§ **Instructions to follow**: Each line of the data below either holds "JSON" or does not. Report how many do, and only that.

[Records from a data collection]
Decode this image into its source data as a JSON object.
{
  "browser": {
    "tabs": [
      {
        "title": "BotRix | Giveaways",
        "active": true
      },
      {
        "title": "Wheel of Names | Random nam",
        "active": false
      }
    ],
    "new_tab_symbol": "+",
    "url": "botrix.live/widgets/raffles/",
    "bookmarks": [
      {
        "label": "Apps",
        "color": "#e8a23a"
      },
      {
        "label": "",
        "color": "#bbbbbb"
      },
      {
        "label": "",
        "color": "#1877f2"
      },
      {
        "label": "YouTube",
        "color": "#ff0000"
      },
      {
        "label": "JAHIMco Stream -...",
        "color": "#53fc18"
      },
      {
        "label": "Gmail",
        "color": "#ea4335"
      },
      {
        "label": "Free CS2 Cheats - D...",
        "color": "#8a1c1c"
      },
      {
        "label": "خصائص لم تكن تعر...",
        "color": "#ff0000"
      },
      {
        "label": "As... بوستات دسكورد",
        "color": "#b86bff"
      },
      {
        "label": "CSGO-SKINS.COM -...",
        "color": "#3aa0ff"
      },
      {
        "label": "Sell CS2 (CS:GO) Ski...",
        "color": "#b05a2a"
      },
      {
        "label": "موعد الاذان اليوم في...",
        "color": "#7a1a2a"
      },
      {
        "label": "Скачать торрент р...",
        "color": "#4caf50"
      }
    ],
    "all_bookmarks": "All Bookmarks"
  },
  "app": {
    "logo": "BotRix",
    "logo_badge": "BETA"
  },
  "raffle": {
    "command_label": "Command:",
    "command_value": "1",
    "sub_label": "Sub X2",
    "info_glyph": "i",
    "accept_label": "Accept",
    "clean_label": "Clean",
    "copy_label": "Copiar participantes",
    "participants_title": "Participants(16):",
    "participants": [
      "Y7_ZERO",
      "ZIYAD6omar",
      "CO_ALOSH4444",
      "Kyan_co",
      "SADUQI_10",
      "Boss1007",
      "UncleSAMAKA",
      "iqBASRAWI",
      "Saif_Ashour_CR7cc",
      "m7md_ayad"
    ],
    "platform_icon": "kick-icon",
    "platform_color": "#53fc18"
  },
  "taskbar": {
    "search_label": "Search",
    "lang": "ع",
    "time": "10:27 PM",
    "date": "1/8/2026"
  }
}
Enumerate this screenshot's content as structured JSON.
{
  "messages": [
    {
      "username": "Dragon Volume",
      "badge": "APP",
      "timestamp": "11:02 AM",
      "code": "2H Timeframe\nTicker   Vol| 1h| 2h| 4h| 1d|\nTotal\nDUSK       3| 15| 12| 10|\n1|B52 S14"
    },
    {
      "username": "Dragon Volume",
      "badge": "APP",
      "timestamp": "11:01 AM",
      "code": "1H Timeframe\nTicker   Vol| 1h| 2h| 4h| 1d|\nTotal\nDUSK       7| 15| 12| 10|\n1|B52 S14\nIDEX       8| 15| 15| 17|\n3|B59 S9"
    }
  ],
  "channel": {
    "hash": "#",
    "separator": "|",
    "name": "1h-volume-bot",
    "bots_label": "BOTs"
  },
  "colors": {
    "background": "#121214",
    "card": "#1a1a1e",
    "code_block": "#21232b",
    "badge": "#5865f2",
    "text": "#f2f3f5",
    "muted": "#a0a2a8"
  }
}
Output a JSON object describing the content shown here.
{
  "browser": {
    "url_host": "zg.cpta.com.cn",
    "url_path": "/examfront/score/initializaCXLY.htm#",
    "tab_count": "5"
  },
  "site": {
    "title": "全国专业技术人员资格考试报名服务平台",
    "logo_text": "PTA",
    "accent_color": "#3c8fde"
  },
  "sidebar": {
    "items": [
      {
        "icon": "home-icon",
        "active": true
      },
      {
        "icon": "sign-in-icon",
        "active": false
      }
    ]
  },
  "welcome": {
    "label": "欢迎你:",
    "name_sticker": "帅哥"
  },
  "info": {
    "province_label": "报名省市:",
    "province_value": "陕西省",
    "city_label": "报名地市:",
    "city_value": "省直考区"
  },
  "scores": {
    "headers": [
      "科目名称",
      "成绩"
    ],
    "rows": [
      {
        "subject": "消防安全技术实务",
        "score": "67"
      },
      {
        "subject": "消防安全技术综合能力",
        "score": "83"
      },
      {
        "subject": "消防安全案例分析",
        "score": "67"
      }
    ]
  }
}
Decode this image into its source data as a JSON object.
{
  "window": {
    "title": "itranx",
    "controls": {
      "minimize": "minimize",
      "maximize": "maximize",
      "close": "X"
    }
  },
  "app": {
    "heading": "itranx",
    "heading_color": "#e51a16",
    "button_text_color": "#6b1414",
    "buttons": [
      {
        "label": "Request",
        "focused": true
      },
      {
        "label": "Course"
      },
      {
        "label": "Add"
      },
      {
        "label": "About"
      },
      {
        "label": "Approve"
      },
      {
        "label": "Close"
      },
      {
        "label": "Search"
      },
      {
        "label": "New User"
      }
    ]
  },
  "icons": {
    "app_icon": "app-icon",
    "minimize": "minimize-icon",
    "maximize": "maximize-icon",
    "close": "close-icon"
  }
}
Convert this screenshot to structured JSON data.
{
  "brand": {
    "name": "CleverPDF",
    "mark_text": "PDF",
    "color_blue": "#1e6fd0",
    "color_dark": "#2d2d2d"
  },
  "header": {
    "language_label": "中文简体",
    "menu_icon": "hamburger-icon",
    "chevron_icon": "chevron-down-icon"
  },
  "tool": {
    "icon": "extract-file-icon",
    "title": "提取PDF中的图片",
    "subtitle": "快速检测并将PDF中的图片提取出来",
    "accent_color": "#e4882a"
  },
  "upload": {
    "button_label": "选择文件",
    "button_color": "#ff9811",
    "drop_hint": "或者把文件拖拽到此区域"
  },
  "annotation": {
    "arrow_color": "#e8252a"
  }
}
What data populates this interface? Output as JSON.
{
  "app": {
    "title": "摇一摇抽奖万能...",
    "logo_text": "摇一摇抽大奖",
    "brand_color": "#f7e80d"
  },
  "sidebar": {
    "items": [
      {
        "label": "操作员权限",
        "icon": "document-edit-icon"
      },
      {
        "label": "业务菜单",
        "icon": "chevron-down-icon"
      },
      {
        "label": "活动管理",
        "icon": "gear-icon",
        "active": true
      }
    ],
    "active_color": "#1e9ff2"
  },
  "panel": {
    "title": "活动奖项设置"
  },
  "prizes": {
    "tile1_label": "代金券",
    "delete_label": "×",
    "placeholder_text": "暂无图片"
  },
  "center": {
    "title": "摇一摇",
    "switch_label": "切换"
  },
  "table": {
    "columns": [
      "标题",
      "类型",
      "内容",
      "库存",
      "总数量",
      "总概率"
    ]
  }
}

§ **Answer section**: 6